Component data from apps and pages
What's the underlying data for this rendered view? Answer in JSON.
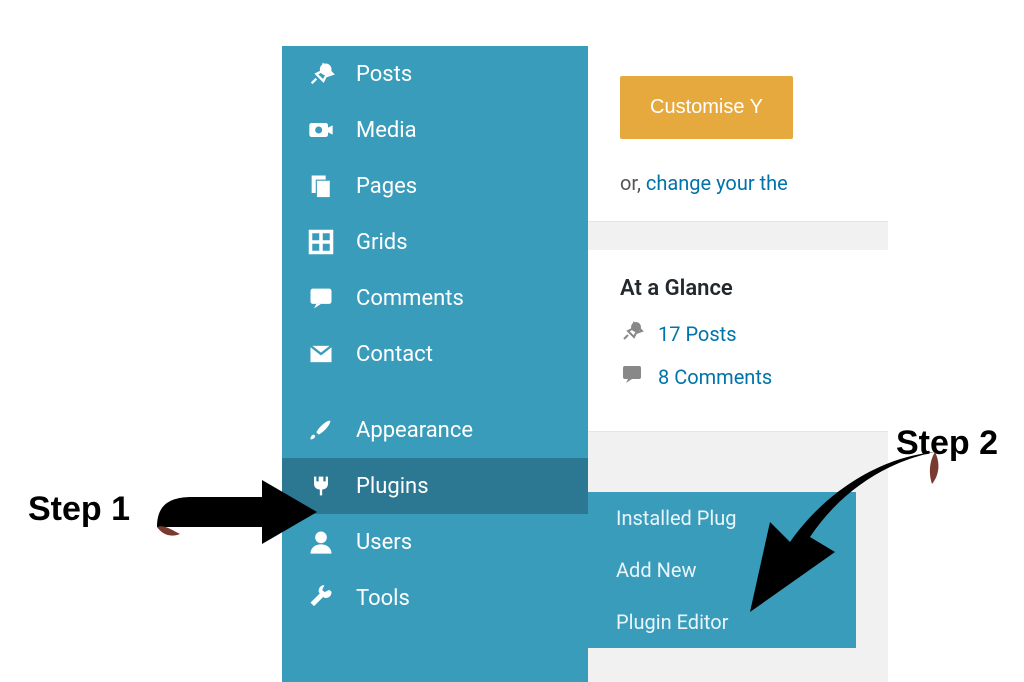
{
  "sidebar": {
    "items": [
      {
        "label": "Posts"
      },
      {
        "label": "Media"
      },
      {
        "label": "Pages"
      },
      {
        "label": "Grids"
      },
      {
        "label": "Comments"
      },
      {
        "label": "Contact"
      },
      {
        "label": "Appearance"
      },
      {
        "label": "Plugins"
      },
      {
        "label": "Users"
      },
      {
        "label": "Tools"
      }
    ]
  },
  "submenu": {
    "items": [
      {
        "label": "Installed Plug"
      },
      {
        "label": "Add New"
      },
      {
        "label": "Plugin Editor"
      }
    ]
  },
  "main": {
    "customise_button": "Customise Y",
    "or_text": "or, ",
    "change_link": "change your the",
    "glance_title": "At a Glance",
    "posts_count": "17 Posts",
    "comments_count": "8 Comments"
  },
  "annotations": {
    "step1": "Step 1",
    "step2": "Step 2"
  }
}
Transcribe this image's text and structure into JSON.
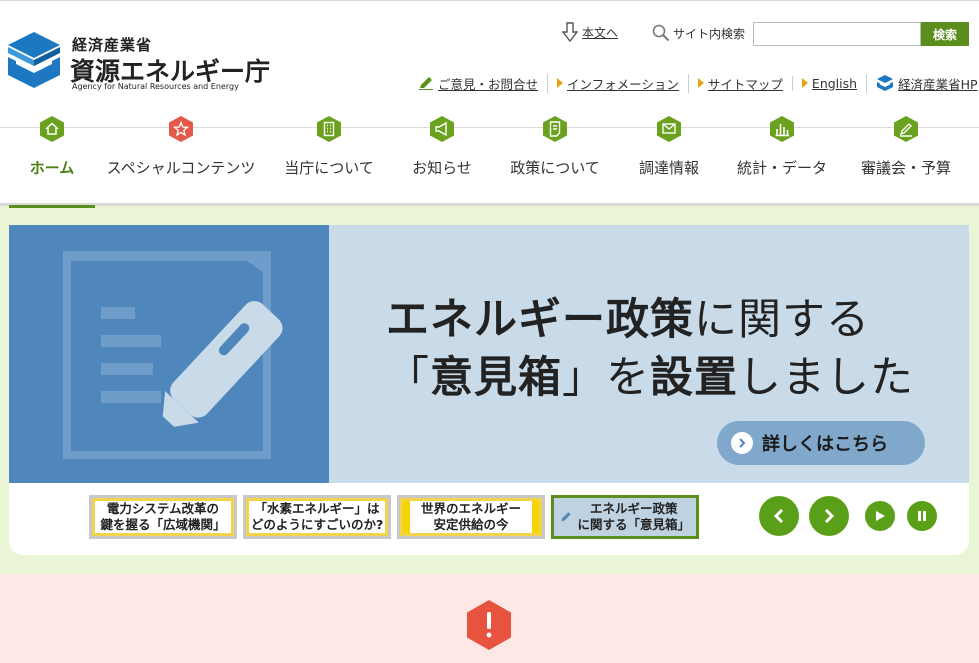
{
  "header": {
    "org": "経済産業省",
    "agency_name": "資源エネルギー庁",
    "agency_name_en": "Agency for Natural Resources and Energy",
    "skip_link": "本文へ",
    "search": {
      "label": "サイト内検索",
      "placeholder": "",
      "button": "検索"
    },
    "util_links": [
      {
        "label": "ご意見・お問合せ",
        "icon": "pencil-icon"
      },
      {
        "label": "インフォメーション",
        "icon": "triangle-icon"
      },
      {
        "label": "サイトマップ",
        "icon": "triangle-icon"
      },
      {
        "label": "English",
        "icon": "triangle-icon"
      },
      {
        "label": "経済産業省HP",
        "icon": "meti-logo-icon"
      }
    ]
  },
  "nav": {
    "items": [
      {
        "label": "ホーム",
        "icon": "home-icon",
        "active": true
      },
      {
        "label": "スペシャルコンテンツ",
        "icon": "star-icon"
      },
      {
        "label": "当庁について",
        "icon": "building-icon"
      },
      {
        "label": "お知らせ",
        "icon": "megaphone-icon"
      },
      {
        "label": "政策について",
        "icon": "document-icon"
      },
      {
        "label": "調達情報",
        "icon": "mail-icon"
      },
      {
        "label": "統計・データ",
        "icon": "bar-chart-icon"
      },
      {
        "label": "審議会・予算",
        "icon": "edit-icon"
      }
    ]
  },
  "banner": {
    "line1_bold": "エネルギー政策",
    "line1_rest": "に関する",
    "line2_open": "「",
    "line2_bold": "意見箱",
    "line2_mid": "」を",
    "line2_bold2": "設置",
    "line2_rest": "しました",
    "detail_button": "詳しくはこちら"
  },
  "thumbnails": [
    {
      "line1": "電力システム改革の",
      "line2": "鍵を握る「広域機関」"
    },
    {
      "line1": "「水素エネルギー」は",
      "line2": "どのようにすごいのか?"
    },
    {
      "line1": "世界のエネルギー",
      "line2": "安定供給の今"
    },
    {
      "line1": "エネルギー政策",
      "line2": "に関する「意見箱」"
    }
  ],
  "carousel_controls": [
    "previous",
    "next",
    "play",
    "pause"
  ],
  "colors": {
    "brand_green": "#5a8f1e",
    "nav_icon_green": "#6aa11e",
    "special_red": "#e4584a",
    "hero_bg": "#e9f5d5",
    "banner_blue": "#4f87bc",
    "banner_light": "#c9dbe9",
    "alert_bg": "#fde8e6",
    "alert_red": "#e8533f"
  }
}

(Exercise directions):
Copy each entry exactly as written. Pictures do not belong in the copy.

(Task response):
What's the underlying data for this rendered view? Answer in JSON.
{
  "sidebar": {
    "items": [
      {
        "label": "Posts"
      },
      {
        "label": "Media"
      },
      {
        "label": "Pages"
      },
      {
        "label": "Grids"
      },
      {
        "label": "Comments"
      },
      {
        "label": "Contact"
      },
      {
        "label": "Appearance"
      },
      {
        "label": "Plugins"
      },
      {
        "label": "Users"
      },
      {
        "label": "Tools"
      }
    ]
  },
  "submenu": {
    "items": [
      {
        "label": "Installed Plug"
      },
      {
        "label": "Add New"
      },
      {
        "label": "Plugin Editor"
      }
    ]
  },
  "main": {
    "customise_button": "Customise Y",
    "or_text": "or, ",
    "change_link": "change your the",
    "glance_title": "At a Glance",
    "posts_count": "17 Posts",
    "comments_count": "8 Comments"
  },
  "annotations": {
    "step1": "Step 1",
    "step2": "Step 2"
  }
}
Transcribe this image's text and structure into JSON.
{
  "header": {
    "org": "経済産業省",
    "agency_name": "資源エネルギー庁",
    "agency_name_en": "Agency for Natural Resources and Energy",
    "skip_link": "本文へ",
    "search": {
      "label": "サイト内検索",
      "placeholder": "",
      "button": "検索"
    },
    "util_links": [
      {
        "label": "ご意見・お問合せ",
        "icon": "pencil-icon"
      },
      {
        "label": "インフォメーション",
        "icon": "triangle-icon"
      },
      {
        "label": "サイトマップ",
        "icon": "triangle-icon"
      },
      {
        "label": "English",
        "icon": "triangle-icon"
      },
      {
        "label": "経済産業省HP",
        "icon": "meti-logo-icon"
      }
    ]
  },
  "nav": {
    "items": [
      {
        "label": "ホーム",
        "icon": "home-icon",
        "active": true
      },
      {
        "label": "スペシャルコンテンツ",
        "icon": "star-icon"
      },
      {
        "label": "当庁について",
        "icon": "building-icon"
      },
      {
        "label": "お知らせ",
        "icon": "megaphone-icon"
      },
      {
        "label": "政策について",
        "icon": "document-icon"
      },
      {
        "label": "調達情報",
        "icon": "mail-icon"
      },
      {
        "label": "統計・データ",
        "icon": "bar-chart-icon"
      },
      {
        "label": "審議会・予算",
        "icon": "edit-icon"
      }
    ]
  },
  "banner": {
    "line1_bold": "エネルギー政策",
    "line1_rest": "に関する",
    "line2_open": "「",
    "line2_bold": "意見箱",
    "line2_mid": "」を",
    "line2_bold2": "設置",
    "line2_rest": "しました",
    "detail_button": "詳しくはこちら"
  },
  "thumbnails": [
    {
      "line1": "電力システム改革の",
      "line2": "鍵を握る「広域機関」"
    },
    {
      "line1": "「水素エネルギー」は",
      "line2": "どのようにすごいのか?"
    },
    {
      "line1": "世界のエネルギー",
      "line2": "安定供給の今"
    },
    {
      "line1": "エネルギー政策",
      "line2": "に関する「意見箱」"
    }
  ],
  "carousel_controls": [
    "previous",
    "next",
    "play",
    "pause"
  ],
  "colors": {
    "brand_green": "#5a8f1e",
    "nav_icon_green": "#6aa11e",
    "special_red": "#e4584a",
    "hero_bg": "#e9f5d5",
    "banner_blue": "#4f87bc",
    "banner_light": "#c9dbe9",
    "alert_bg": "#fde8e6",
    "alert_red": "#e8533f"
  }
}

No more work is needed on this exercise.